Gynecology FAQs

How does cyclic progesterone (provera or prometrium) work?

Provera or medroxyprogesterone acetate is a hormone frequently given to women in order to achieve regular cyclic bleeding. Physiologically, this works well because it mimics what happens naturally during a normal ovulatory cycle. If you break the menstrual cycle into two parts, the follicular phase where the egg is developed and luteal phase, where the egg is fertilized and implanted, you may understand why cyclic provera works. In a normal cycle, during the follicular phase, a group of eggs develop in the ovary. That creates estrogen. That estrogen in turn stimulates the lining of the uterus to proliferate, or develop. At midcycle, the developed egg is released or ovulated.

Now comes the luteal phase during which, the mechanism that made the estrogen during the follicular phase, starts to make progesterone which maintains the uterine lining throughout the luteal phase. That little progesterone factory lasts 14 days and unless rescued by a conception (pregnancy), involutes (dies). The subsequent sudden loss of progesterone results in a "withdrawal bleed" or menstrual cycle. A 10 day course of provera or progesterone mimics that little luteal phase progesterone factory. The subsequent withdrawal of the oral progesterone mimics the natural withdrawal of progesterone and should trick the uterus into menstruating. The patient that doesn't ovulate regularly such as the patient with polycystic ovaries, never develops the little progesterone factory, thus the lining never has a progesterone withdrawal.
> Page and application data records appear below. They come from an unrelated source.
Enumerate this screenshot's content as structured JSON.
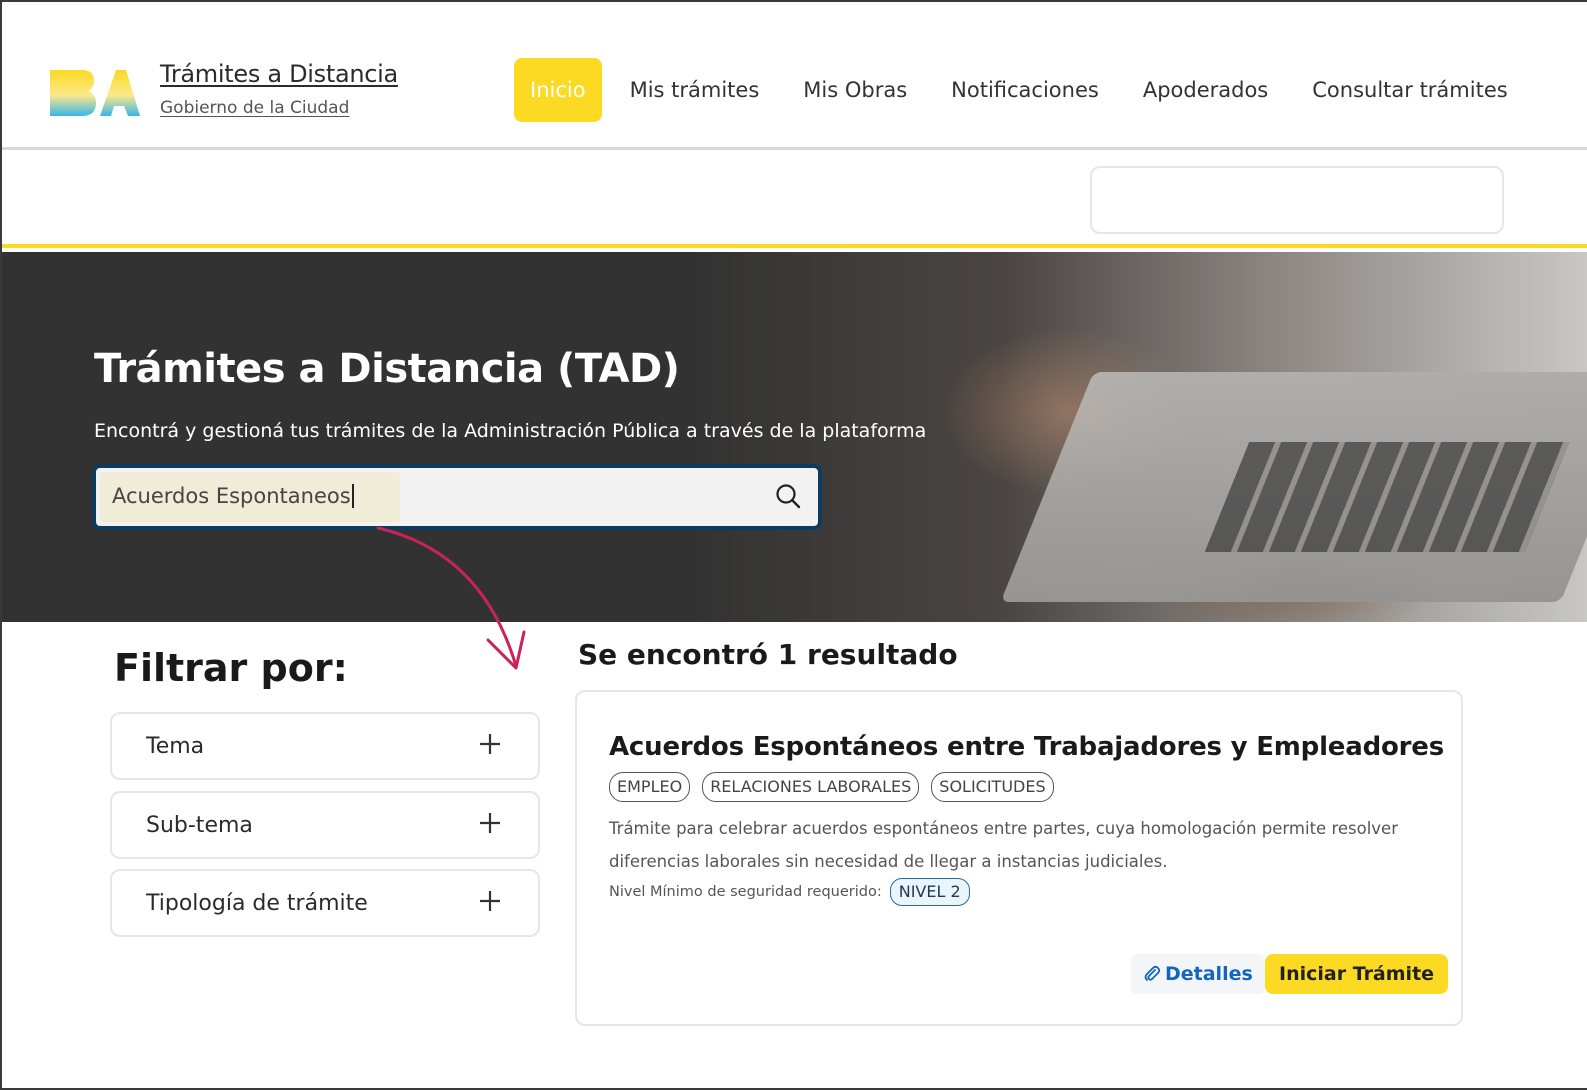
{
  "header": {
    "brand_title": "Trámites a Distancia",
    "brand_subtitle": "Gobierno de la Ciudad",
    "nav": [
      {
        "label": "Inicio",
        "active": true
      },
      {
        "label": "Mis trámites"
      },
      {
        "label": "Mis Obras"
      },
      {
        "label": "Notificaciones"
      },
      {
        "label": "Apoderados"
      },
      {
        "label": "Consultar trámites"
      }
    ]
  },
  "hero": {
    "title": "Trámites a Distancia (TAD)",
    "description": "Encontrá y gestioná tus trámites de la Administración Pública a través de la plataforma",
    "search_value": "Acuerdos Espontaneos"
  },
  "filters": {
    "title": "Filtrar por:",
    "items": [
      {
        "label": "Tema"
      },
      {
        "label": "Sub-tema"
      },
      {
        "label": "Tipología de trámite"
      }
    ]
  },
  "results": {
    "count_text": "Se encontró 1 resultado",
    "card": {
      "title": "Acuerdos Espontáneos entre Trabajadores y Empleadores",
      "tags": [
        "EMPLEO",
        "RELACIONES LABORALES",
        "SOLICITUDES"
      ],
      "description": "Trámite para celebrar acuerdos espontáneos entre partes, cuya homologación permite resolver diferencias laborales sin necesidad de llegar a instancias judiciales.",
      "level_label": "Nivel Mínimo de seguridad requerido:",
      "level_badge": "NIVEL 2",
      "details_label": "Detalles",
      "start_label": "Iniciar Trámite"
    }
  },
  "colors": {
    "accent_yellow": "#fcd923",
    "search_border": "#0e3a5c",
    "link_blue": "#1565c0",
    "annotation_arrow": "#c8235a"
  }
}
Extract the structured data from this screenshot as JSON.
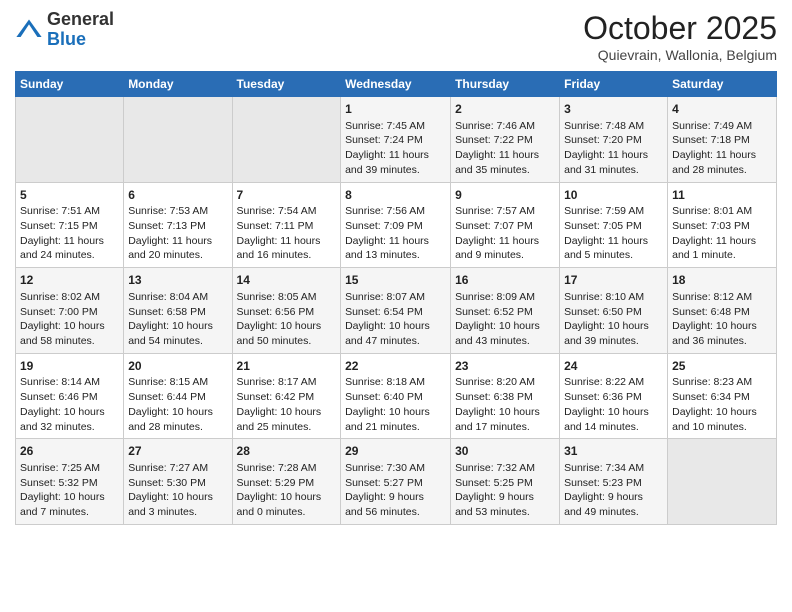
{
  "header": {
    "logo_general": "General",
    "logo_blue": "Blue",
    "month_title": "October 2025",
    "location": "Quievrain, Wallonia, Belgium"
  },
  "days_of_week": [
    "Sunday",
    "Monday",
    "Tuesday",
    "Wednesday",
    "Thursday",
    "Friday",
    "Saturday"
  ],
  "weeks": [
    [
      {
        "day": "",
        "content": ""
      },
      {
        "day": "",
        "content": ""
      },
      {
        "day": "",
        "content": ""
      },
      {
        "day": "1",
        "content": "Sunrise: 7:45 AM\nSunset: 7:24 PM\nDaylight: 11 hours\nand 39 minutes."
      },
      {
        "day": "2",
        "content": "Sunrise: 7:46 AM\nSunset: 7:22 PM\nDaylight: 11 hours\nand 35 minutes."
      },
      {
        "day": "3",
        "content": "Sunrise: 7:48 AM\nSunset: 7:20 PM\nDaylight: 11 hours\nand 31 minutes."
      },
      {
        "day": "4",
        "content": "Sunrise: 7:49 AM\nSunset: 7:18 PM\nDaylight: 11 hours\nand 28 minutes."
      }
    ],
    [
      {
        "day": "5",
        "content": "Sunrise: 7:51 AM\nSunset: 7:15 PM\nDaylight: 11 hours\nand 24 minutes."
      },
      {
        "day": "6",
        "content": "Sunrise: 7:53 AM\nSunset: 7:13 PM\nDaylight: 11 hours\nand 20 minutes."
      },
      {
        "day": "7",
        "content": "Sunrise: 7:54 AM\nSunset: 7:11 PM\nDaylight: 11 hours\nand 16 minutes."
      },
      {
        "day": "8",
        "content": "Sunrise: 7:56 AM\nSunset: 7:09 PM\nDaylight: 11 hours\nand 13 minutes."
      },
      {
        "day": "9",
        "content": "Sunrise: 7:57 AM\nSunset: 7:07 PM\nDaylight: 11 hours\nand 9 minutes."
      },
      {
        "day": "10",
        "content": "Sunrise: 7:59 AM\nSunset: 7:05 PM\nDaylight: 11 hours\nand 5 minutes."
      },
      {
        "day": "11",
        "content": "Sunrise: 8:01 AM\nSunset: 7:03 PM\nDaylight: 11 hours\nand 1 minute."
      }
    ],
    [
      {
        "day": "12",
        "content": "Sunrise: 8:02 AM\nSunset: 7:00 PM\nDaylight: 10 hours\nand 58 minutes."
      },
      {
        "day": "13",
        "content": "Sunrise: 8:04 AM\nSunset: 6:58 PM\nDaylight: 10 hours\nand 54 minutes."
      },
      {
        "day": "14",
        "content": "Sunrise: 8:05 AM\nSunset: 6:56 PM\nDaylight: 10 hours\nand 50 minutes."
      },
      {
        "day": "15",
        "content": "Sunrise: 8:07 AM\nSunset: 6:54 PM\nDaylight: 10 hours\nand 47 minutes."
      },
      {
        "day": "16",
        "content": "Sunrise: 8:09 AM\nSunset: 6:52 PM\nDaylight: 10 hours\nand 43 minutes."
      },
      {
        "day": "17",
        "content": "Sunrise: 8:10 AM\nSunset: 6:50 PM\nDaylight: 10 hours\nand 39 minutes."
      },
      {
        "day": "18",
        "content": "Sunrise: 8:12 AM\nSunset: 6:48 PM\nDaylight: 10 hours\nand 36 minutes."
      }
    ],
    [
      {
        "day": "19",
        "content": "Sunrise: 8:14 AM\nSunset: 6:46 PM\nDaylight: 10 hours\nand 32 minutes."
      },
      {
        "day": "20",
        "content": "Sunrise: 8:15 AM\nSunset: 6:44 PM\nDaylight: 10 hours\nand 28 minutes."
      },
      {
        "day": "21",
        "content": "Sunrise: 8:17 AM\nSunset: 6:42 PM\nDaylight: 10 hours\nand 25 minutes."
      },
      {
        "day": "22",
        "content": "Sunrise: 8:18 AM\nSunset: 6:40 PM\nDaylight: 10 hours\nand 21 minutes."
      },
      {
        "day": "23",
        "content": "Sunrise: 8:20 AM\nSunset: 6:38 PM\nDaylight: 10 hours\nand 17 minutes."
      },
      {
        "day": "24",
        "content": "Sunrise: 8:22 AM\nSunset: 6:36 PM\nDaylight: 10 hours\nand 14 minutes."
      },
      {
        "day": "25",
        "content": "Sunrise: 8:23 AM\nSunset: 6:34 PM\nDaylight: 10 hours\nand 10 minutes."
      }
    ],
    [
      {
        "day": "26",
        "content": "Sunrise: 7:25 AM\nSunset: 5:32 PM\nDaylight: 10 hours\nand 7 minutes."
      },
      {
        "day": "27",
        "content": "Sunrise: 7:27 AM\nSunset: 5:30 PM\nDaylight: 10 hours\nand 3 minutes."
      },
      {
        "day": "28",
        "content": "Sunrise: 7:28 AM\nSunset: 5:29 PM\nDaylight: 10 hours\nand 0 minutes."
      },
      {
        "day": "29",
        "content": "Sunrise: 7:30 AM\nSunset: 5:27 PM\nDaylight: 9 hours\nand 56 minutes."
      },
      {
        "day": "30",
        "content": "Sunrise: 7:32 AM\nSunset: 5:25 PM\nDaylight: 9 hours\nand 53 minutes."
      },
      {
        "day": "31",
        "content": "Sunrise: 7:34 AM\nSunset: 5:23 PM\nDaylight: 9 hours\nand 49 minutes."
      },
      {
        "day": "",
        "content": ""
      }
    ]
  ]
}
In the absence of the regular orderly withdrawal, the uterine lining becomes unstable and unpredictable, susceptible to sporadic breakthrough bleeding.